Activity >> Copy, from the material below, each line where "text" shows up.

Source material >>
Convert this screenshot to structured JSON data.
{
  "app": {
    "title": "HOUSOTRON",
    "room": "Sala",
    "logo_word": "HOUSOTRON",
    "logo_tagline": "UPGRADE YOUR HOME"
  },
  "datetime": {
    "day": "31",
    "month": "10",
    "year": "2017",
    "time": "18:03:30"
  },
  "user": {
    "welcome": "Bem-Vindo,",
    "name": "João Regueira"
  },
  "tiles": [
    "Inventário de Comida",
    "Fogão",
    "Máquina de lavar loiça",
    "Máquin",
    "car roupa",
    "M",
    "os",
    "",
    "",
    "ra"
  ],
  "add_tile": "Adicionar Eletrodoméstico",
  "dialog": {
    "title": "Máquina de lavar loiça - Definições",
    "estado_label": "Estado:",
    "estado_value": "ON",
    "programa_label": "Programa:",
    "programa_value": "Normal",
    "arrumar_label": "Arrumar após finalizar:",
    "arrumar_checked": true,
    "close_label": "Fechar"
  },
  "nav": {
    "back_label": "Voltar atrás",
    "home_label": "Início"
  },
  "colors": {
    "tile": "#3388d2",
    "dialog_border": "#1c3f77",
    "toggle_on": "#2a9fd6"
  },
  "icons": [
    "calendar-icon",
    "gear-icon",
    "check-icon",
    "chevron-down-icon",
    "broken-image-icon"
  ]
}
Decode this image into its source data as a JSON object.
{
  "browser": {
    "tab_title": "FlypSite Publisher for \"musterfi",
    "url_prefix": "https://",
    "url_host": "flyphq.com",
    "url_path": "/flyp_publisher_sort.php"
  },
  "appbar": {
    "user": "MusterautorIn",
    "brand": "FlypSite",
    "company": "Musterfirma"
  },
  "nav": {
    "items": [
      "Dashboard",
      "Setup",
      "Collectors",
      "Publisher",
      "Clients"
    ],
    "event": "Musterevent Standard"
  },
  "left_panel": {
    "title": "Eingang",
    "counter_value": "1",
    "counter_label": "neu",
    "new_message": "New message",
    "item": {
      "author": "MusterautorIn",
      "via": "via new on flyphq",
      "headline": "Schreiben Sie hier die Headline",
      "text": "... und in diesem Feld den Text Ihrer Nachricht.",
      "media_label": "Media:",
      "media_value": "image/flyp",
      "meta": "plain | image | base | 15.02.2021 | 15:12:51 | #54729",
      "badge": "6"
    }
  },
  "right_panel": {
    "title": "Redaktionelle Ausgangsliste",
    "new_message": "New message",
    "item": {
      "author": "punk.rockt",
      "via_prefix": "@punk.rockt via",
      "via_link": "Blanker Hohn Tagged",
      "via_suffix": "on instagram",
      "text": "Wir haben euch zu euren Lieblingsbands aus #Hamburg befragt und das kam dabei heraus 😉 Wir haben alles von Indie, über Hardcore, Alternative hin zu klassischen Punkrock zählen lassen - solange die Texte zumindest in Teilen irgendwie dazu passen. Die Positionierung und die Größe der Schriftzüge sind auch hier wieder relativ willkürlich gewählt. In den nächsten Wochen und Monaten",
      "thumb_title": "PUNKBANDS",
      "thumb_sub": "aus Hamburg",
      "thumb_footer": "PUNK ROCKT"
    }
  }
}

Solution >>
      "text": "... und in diesem Feld den Text Ihrer Nachricht.",
      "text": "Wir haben euch zu euren Lieblingsbands aus #Hamburg befragt und das kam dabei heraus 😉 Wir haben alles von Indie, über Hardcore, Alternative hin zu klassischen Punkrock zählen lassen - solange die Texte zumindest in Teilen irgendwie dazu passen. Die Positionierung und die Größe der Schriftzüge sind auch hier wieder relativ willkürlich gewählt. In den nächsten Wochen und Monaten",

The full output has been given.